The fact is that there will be hundreds of registered offenders unable to return to homes. However, the issue for those sex offenders gets more complicated than that according to how NC law is specifically written:
1. Offenders changing counties must report IN-PERSON within 3 business days to the sheriff of the county of current residence and within 10 days to the sheriff of the new county of face a felony charge. But what if that the originating county has limited resources to operate? It places offenders squarely in the middle against a ticking time clock. 14-208.9(a) [2007 S.L. 213]
2. If an offender wishes or must relocate from NC to let’s say over the border in SC, he/she must report IN-PERSON to the originating county at least 3 business days before person intends to leave North Carolina or face a felony charge. 14-208.9(b) [2006 S.L. 247]
3. If, for example, an offender works at Walmart but the store wants to temporarily reassign the offender to another operational store because one store is damaged or inoperable (even if the store is in the same county), then the offender must notify the sheriff within 72 hours or risk a felony charge. 14-208.8A [2006 S.L. 247; 2007 S.L. 484]
4. Lastly, registered offenders are prohibited by state law from seeking public housing assistance. This means, no housing for registered offenders and perhaps if a background check shows a prior sexual offense but no longer meets registry requirements.
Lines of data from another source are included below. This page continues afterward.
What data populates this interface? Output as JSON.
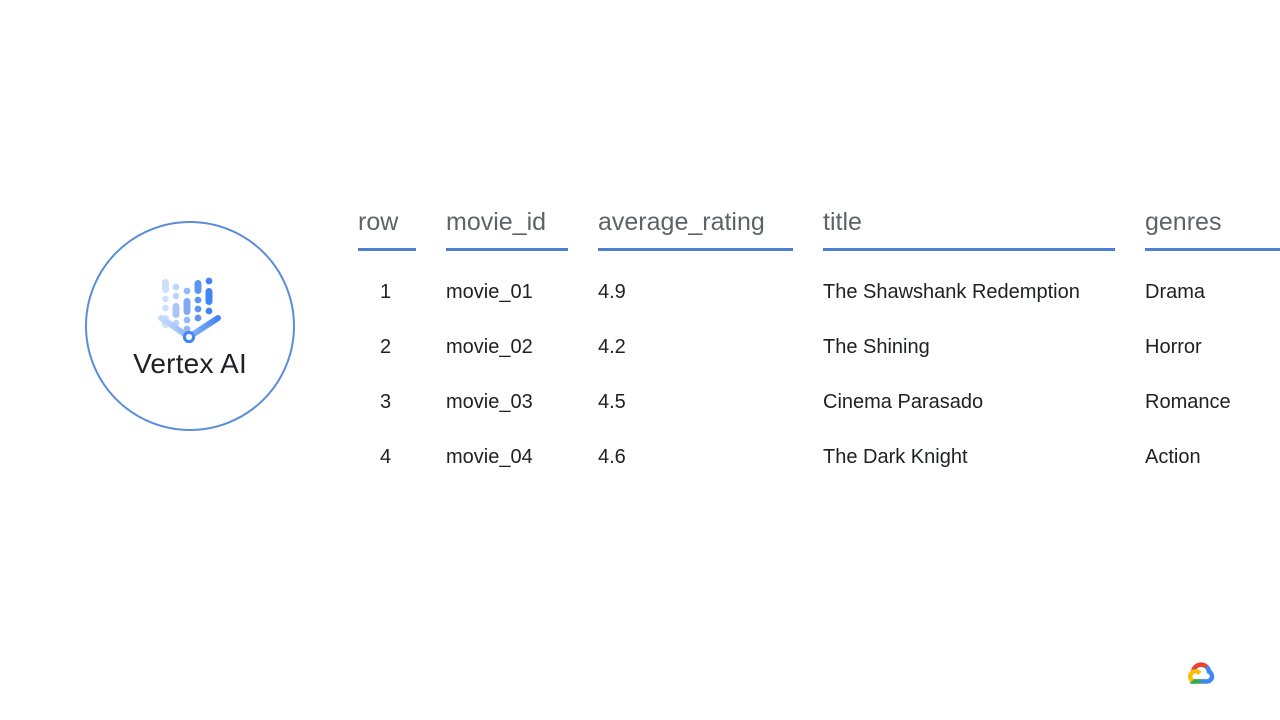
{
  "brand": {
    "label": "Vertex AI",
    "icon_name": "vertex-ai-funnel-icon",
    "circle_color": "#5b8dd9",
    "icon_color_light": "#aecbfa",
    "icon_color_dark": "#4285f4"
  },
  "table": {
    "accent_color": "#4a7fd4",
    "header_color": "#5f6368",
    "cell_color": "#202124",
    "columns": [
      {
        "key": "row",
        "label": "row"
      },
      {
        "key": "movie_id",
        "label": "movie_id"
      },
      {
        "key": "average_rating",
        "label": "average_rating"
      },
      {
        "key": "title",
        "label": "title"
      },
      {
        "key": "genres",
        "label": "genres"
      }
    ],
    "rows": [
      {
        "row": "1",
        "movie_id": "movie_01",
        "average_rating": "4.9",
        "title": "The Shawshank Redemption",
        "genres": "Drama"
      },
      {
        "row": "2",
        "movie_id": "movie_02",
        "average_rating": "4.2",
        "title": "The Shining",
        "genres": "Horror"
      },
      {
        "row": "3",
        "movie_id": "movie_03",
        "average_rating": "4.5",
        "title": "Cinema Parasado",
        "genres": "Romance"
      },
      {
        "row": "4",
        "movie_id": "movie_04",
        "average_rating": "4.6",
        "title": "The Dark Knight",
        "genres": "Action"
      }
    ]
  },
  "footer": {
    "logo_name": "google-cloud-logo",
    "logo_colors": {
      "red": "#ea4335",
      "yellow": "#fbbc04",
      "green": "#34a853",
      "blue": "#4285f4"
    }
  }
}
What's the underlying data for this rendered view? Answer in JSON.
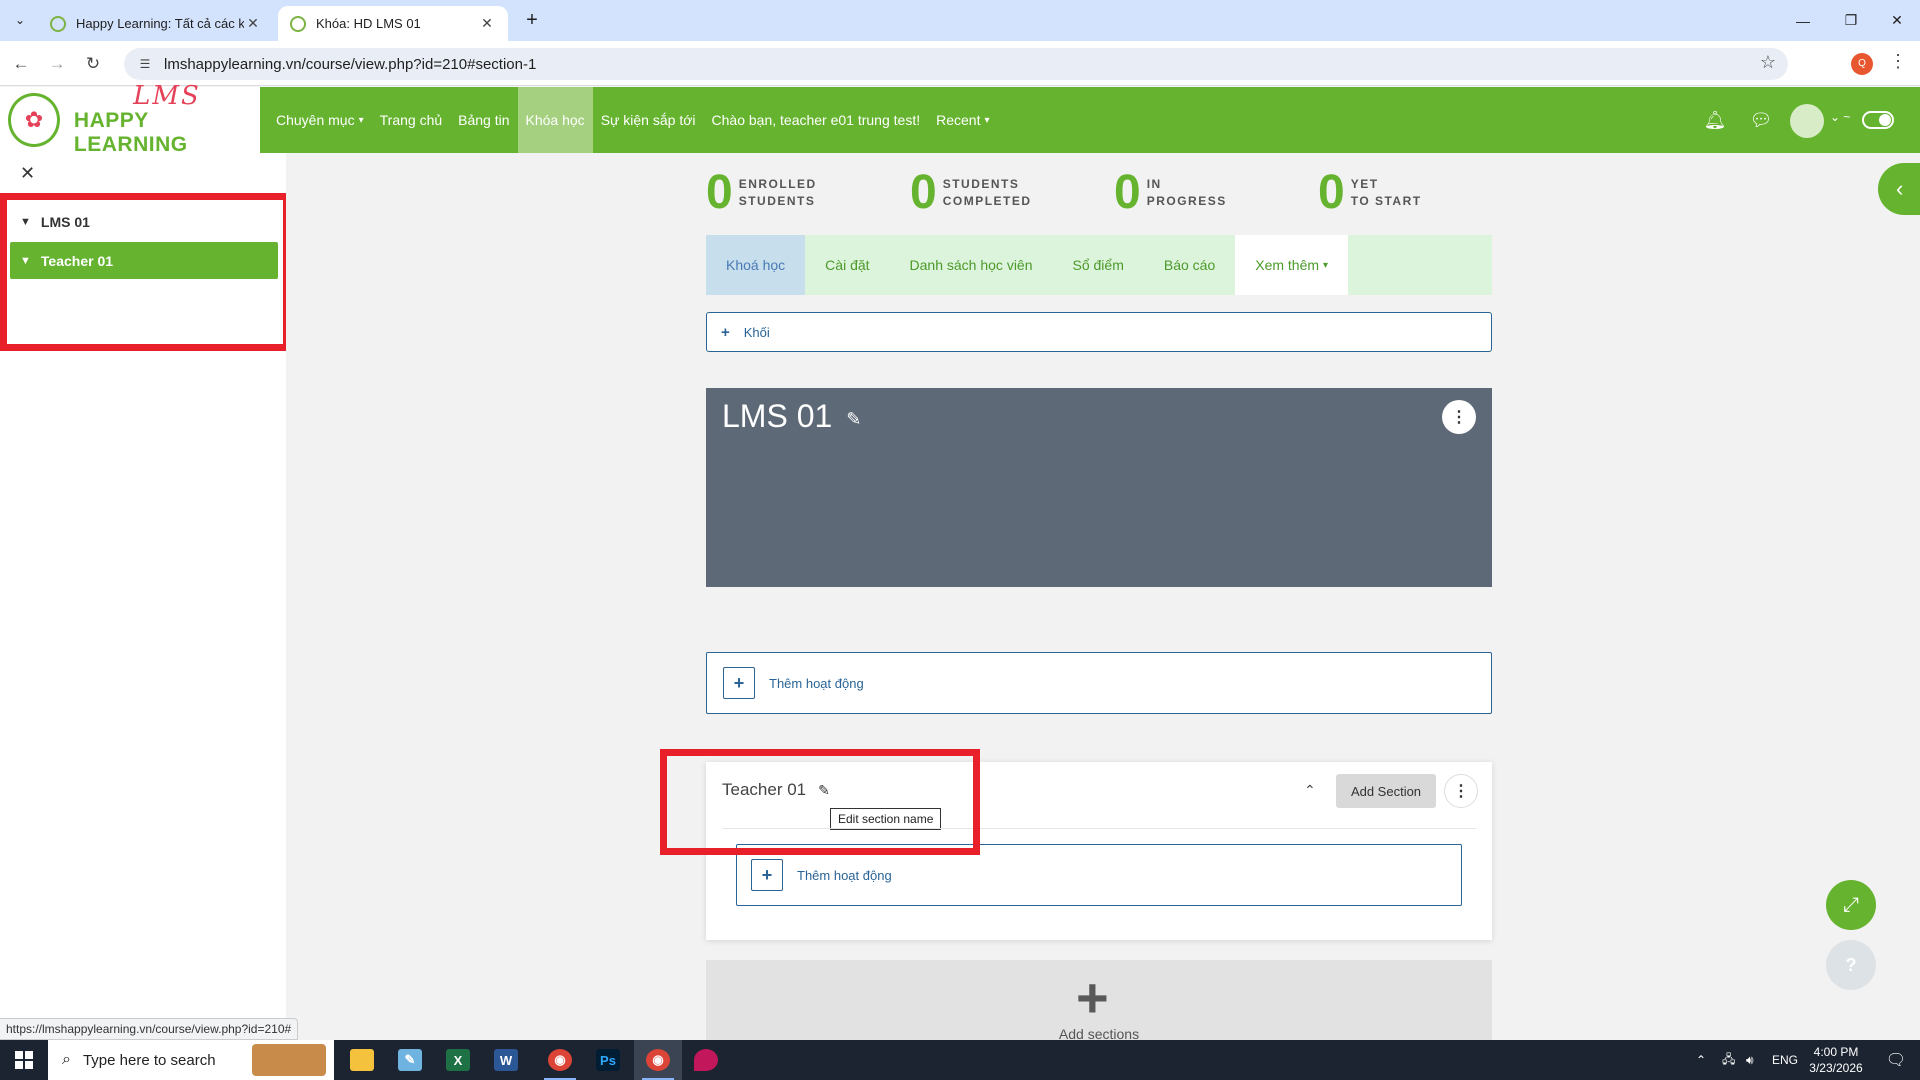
{
  "browser": {
    "tabs": [
      {
        "title": "Happy Learning: Tất cả các khoá",
        "active": false
      },
      {
        "title": "Khóa: HD LMS 01",
        "active": true
      }
    ],
    "url": "lmshappylearning.vn/course/view.php?id=210#section-1",
    "status_url": "https://lmshappylearning.vn/course/view.php?id=210#",
    "profile_initial": "Q"
  },
  "site": {
    "logo_lms": "LMS",
    "logo_name": "HAPPY LEARNING",
    "nav": [
      {
        "label": "Chuyên mục",
        "dropdown": true
      },
      {
        "label": "Trang chủ"
      },
      {
        "label": "Bảng tin"
      },
      {
        "label": "Khóa học",
        "active": true
      },
      {
        "label": "Sự kiện sắp tới"
      },
      {
        "label": "Chào bạn, teacher e01 trung test!"
      },
      {
        "label": "Recent",
        "dropdown": true
      }
    ]
  },
  "drawer": {
    "items": [
      {
        "label": "LMS 01",
        "active": false
      },
      {
        "label": "Teacher 01",
        "active": true
      }
    ]
  },
  "stats": [
    {
      "value": "0",
      "line1": "ENROLLED",
      "line2": "STUDENTS"
    },
    {
      "value": "0",
      "line1": "STUDENTS",
      "line2": "COMPLETED"
    },
    {
      "value": "0",
      "line1": "IN",
      "line2": "PROGRESS"
    },
    {
      "value": "0",
      "line1": "YET",
      "line2": "TO START"
    }
  ],
  "course_nav": [
    {
      "label": "Khoá học",
      "active": true
    },
    {
      "label": "Cài đặt"
    },
    {
      "label": "Danh sách học viên"
    },
    {
      "label": "Sổ điểm"
    },
    {
      "label": "Báo cáo"
    },
    {
      "label": "Xem thêm",
      "dropdown": true
    }
  ],
  "block_add_label": "Khối",
  "section0": {
    "title": "LMS 01",
    "add_activity_label": "Thêm hoạt động"
  },
  "section1": {
    "title": "Teacher 01",
    "tooltip": "Edit section name",
    "add_section_label": "Add Section",
    "add_activity_label": "Thêm hoạt động"
  },
  "add_sections_label": "Add sections",
  "taskbar": {
    "search_placeholder": "Type here to search",
    "language": "ENG",
    "time": "4:00 PM",
    "date": "3/23/2026"
  },
  "colors": {
    "brand_green": "#65b32e",
    "highlight_red": "#e8202a",
    "banner_gray": "#5d6977"
  }
}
When happens if FEMA begins handing out FEMA trailers or hotel rooms? Where will offenders go? Essentially, we are creating another Florida “living under a bridge” situation right here in North Carolina.
Many counties in NC are closed due to the hurricane and perhaps damaged by floodwaters. However, sheriffs will insist that jails and deputy operations are 24/7 even if it means offenders are unable to maneuver in conditions or heeding the governor to stay off roads. The fact is, the law doesn’t stop and neither will sheriffs to keep their recidivism rates high for reporting purposes. Even if there are charges and they are dropped by a sympathetic judge, the fact remains that the offenders would have to pay out of pocket for legal fees which can range from $5K-$7K. Let’s face some real facts that county prosecutors and law enforcement are not our friends or advocates especially when a felony charge is listed on the warrant. The law as written never takes into account issues of disasters or the danger of conditions – unless there are specific provisions in the law. These issues are always left up to judges which could take months before a case is heard.
This is why this is a critical time for NARSOL and its members to become engaged in heavily advocating and changing the registry and its effects on human beings during moments of crisis. The reporting backstory reporters want is no longer relevant and distracts from the overall message. The core focus should be on the now and future. The past of an offender is irrelevant because it dehumanizes offenders within society and distracts from the focal issue at hand.
You are correct to assess the nomad and refugee example. I have repeatedly said, “sex offenders in America are stateless citizens” when passports are taken away at airports, denial of housing, movement, liberty from civil commitments, and the only crime where an individual must report in-person to law enforcement when not on official probation.